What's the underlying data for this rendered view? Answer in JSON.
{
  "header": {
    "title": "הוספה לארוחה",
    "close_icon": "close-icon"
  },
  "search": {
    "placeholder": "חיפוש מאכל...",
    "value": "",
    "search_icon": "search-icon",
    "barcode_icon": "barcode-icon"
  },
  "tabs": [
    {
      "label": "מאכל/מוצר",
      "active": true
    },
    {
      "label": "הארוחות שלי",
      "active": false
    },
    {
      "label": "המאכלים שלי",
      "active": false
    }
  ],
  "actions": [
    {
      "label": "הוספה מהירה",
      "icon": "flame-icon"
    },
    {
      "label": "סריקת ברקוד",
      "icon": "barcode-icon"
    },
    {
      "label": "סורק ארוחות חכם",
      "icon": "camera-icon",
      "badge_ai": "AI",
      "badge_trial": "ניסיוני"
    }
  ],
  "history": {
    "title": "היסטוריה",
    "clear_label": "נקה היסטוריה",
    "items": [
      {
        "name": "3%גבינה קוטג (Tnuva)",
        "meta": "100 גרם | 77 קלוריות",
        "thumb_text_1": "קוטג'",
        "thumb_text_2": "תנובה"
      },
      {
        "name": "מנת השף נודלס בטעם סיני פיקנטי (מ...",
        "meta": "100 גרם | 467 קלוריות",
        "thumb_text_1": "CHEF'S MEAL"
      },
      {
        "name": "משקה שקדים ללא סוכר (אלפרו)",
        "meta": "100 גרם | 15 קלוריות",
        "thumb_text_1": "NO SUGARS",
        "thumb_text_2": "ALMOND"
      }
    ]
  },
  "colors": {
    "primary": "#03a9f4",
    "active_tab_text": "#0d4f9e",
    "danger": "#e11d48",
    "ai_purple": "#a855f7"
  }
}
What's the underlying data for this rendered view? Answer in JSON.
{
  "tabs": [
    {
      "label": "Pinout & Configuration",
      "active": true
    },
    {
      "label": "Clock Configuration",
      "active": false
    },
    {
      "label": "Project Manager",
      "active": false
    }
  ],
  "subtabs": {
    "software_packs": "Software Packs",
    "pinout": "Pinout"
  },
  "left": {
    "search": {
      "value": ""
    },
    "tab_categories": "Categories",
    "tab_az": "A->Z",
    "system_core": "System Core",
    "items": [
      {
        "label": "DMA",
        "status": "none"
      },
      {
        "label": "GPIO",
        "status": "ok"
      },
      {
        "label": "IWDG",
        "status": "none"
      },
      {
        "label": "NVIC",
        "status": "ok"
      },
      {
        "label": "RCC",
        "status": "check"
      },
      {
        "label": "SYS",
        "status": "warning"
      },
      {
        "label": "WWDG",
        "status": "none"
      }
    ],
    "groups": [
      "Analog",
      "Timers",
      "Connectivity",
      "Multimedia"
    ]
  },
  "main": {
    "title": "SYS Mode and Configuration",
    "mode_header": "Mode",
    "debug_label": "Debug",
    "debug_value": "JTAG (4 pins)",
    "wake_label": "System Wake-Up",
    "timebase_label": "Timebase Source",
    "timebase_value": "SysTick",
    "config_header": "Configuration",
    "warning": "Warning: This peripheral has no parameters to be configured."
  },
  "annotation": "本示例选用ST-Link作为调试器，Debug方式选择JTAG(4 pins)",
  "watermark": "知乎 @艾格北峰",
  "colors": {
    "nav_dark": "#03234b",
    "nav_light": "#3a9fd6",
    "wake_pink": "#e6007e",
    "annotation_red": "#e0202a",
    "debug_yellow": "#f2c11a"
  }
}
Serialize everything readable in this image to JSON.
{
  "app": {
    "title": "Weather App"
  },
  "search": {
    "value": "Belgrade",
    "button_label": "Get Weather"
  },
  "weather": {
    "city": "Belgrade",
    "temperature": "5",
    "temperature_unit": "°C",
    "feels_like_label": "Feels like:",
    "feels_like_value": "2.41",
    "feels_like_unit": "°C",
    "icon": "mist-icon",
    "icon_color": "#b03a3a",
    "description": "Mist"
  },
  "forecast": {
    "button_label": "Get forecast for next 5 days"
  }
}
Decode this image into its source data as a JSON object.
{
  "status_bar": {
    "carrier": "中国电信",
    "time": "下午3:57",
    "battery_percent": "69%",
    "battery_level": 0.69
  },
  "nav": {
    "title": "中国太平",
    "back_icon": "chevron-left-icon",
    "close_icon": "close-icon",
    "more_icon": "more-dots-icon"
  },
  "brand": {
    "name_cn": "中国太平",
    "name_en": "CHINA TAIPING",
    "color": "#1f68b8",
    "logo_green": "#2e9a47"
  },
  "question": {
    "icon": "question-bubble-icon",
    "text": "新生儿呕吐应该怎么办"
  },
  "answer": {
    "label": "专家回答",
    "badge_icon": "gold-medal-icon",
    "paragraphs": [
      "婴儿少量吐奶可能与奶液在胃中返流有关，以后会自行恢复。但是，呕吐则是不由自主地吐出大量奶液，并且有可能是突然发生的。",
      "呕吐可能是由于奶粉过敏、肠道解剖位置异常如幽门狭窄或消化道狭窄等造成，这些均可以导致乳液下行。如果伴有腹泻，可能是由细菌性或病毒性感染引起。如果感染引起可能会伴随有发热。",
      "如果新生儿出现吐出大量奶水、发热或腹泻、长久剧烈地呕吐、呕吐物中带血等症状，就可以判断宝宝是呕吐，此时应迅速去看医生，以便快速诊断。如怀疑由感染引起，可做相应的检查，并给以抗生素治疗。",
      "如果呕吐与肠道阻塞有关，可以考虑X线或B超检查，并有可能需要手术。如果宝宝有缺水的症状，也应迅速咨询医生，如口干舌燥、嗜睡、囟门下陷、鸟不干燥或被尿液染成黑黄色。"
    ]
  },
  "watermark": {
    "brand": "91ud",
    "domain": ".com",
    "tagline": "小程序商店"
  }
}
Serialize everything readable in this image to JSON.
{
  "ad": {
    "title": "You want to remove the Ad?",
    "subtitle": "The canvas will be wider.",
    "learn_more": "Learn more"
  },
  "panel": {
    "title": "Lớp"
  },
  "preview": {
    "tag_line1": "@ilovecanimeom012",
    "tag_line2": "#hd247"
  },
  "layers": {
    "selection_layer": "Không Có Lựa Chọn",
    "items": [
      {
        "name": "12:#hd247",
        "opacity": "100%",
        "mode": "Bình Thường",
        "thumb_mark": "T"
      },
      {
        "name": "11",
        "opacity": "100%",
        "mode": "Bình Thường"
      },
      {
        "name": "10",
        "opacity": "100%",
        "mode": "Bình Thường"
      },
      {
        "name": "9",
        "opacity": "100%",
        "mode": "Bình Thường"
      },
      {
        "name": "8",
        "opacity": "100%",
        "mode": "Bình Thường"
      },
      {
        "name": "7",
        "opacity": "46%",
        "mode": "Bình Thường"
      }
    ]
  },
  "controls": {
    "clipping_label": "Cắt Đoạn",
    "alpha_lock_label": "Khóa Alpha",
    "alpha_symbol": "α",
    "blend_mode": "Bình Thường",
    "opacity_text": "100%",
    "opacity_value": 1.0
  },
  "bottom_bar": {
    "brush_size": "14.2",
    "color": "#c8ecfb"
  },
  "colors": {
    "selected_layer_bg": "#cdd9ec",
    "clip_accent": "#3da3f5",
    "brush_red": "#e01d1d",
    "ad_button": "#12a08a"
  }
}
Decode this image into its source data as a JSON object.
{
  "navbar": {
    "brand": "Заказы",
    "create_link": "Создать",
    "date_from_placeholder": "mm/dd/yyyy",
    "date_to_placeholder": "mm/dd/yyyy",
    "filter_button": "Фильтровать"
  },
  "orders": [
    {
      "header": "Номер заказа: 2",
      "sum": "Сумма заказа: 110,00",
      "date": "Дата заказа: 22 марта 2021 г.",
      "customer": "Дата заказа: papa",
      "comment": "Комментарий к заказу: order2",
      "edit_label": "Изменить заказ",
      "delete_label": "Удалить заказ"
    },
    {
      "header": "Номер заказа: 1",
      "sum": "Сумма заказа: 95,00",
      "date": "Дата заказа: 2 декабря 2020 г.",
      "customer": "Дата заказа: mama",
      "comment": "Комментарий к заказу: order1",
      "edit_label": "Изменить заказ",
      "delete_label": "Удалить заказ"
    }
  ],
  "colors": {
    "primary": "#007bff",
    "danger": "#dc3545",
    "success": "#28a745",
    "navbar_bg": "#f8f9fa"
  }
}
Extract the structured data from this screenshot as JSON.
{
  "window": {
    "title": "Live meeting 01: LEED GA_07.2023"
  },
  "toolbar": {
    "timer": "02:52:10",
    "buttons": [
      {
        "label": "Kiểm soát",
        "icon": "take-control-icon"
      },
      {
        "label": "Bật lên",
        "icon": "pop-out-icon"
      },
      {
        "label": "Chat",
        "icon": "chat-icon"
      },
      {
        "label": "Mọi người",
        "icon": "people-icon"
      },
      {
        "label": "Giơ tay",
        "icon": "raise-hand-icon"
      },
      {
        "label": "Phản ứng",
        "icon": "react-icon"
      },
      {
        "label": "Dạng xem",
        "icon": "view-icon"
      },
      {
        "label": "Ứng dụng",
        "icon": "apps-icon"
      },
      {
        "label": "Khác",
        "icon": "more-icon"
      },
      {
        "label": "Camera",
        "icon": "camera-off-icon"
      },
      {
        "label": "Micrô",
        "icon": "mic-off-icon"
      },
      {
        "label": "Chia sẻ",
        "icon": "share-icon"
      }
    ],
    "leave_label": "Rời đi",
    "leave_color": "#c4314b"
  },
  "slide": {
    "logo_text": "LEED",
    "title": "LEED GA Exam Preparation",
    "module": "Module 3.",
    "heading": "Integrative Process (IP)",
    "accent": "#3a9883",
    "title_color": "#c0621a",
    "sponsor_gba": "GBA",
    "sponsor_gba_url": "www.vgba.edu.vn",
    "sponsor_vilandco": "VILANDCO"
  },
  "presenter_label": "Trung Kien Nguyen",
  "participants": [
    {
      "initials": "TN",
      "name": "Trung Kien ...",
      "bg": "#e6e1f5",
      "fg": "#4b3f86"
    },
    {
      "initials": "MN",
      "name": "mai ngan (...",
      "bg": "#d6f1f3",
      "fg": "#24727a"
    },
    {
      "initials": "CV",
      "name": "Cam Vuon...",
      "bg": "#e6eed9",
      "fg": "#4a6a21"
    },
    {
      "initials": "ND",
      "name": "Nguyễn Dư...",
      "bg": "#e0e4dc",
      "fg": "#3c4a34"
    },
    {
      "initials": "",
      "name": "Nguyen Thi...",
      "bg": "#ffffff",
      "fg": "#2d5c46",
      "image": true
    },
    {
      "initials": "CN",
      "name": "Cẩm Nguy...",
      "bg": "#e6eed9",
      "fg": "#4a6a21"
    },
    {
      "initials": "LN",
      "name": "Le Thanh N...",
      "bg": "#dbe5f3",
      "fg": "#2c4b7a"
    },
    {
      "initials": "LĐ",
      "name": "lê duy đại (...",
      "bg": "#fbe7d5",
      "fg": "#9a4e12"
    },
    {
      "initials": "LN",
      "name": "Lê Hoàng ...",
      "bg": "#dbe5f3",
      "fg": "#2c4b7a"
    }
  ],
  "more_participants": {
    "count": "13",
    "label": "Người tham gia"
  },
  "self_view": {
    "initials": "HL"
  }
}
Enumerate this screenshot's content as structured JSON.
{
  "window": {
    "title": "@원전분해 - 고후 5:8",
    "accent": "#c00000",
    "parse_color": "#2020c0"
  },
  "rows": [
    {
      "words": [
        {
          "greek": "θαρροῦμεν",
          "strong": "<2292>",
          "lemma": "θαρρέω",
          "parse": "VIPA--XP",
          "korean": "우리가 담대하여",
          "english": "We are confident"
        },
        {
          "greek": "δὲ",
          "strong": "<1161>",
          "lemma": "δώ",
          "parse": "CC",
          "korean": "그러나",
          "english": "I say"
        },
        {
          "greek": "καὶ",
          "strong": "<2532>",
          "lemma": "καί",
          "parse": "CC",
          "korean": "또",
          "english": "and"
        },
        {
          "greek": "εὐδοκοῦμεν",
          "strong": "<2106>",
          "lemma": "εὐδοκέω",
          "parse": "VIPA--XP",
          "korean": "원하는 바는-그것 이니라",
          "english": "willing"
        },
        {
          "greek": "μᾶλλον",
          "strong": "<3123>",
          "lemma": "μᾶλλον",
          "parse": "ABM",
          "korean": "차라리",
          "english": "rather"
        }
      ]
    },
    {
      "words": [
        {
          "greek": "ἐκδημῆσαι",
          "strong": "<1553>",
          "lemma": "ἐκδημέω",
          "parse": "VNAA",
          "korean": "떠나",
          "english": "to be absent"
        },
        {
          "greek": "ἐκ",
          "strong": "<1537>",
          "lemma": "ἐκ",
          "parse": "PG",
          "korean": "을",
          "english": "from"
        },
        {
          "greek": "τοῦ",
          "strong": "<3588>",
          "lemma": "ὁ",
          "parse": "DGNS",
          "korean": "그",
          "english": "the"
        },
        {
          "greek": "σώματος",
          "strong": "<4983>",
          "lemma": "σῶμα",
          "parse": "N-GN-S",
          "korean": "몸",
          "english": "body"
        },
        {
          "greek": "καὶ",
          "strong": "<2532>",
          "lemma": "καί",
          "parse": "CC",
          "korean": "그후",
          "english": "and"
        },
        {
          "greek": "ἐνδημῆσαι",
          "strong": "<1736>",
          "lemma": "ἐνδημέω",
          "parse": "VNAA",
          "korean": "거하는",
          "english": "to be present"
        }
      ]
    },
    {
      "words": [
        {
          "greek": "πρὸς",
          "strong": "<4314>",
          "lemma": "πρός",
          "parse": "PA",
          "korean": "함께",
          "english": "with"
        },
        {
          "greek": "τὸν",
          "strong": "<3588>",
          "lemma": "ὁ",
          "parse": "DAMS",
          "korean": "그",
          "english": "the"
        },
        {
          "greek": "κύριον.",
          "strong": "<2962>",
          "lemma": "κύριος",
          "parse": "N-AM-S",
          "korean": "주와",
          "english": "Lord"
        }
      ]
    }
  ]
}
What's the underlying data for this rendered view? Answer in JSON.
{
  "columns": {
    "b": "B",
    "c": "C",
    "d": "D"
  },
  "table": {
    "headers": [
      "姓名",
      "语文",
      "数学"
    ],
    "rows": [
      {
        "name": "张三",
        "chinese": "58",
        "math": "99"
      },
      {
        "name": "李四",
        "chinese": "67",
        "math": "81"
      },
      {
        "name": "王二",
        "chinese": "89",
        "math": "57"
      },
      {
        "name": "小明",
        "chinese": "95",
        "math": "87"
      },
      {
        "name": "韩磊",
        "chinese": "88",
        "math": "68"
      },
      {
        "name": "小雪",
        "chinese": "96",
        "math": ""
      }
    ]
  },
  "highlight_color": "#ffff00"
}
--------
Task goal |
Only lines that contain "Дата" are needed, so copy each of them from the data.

Answer area |
      "date": "Дата заказа: 22 марта 2021 г.",
      "customer": "Дата заказа: papa",
      "date": "Дата заказа: 2 декабря 2020 г.",
      "customer": "Дата заказа: mama",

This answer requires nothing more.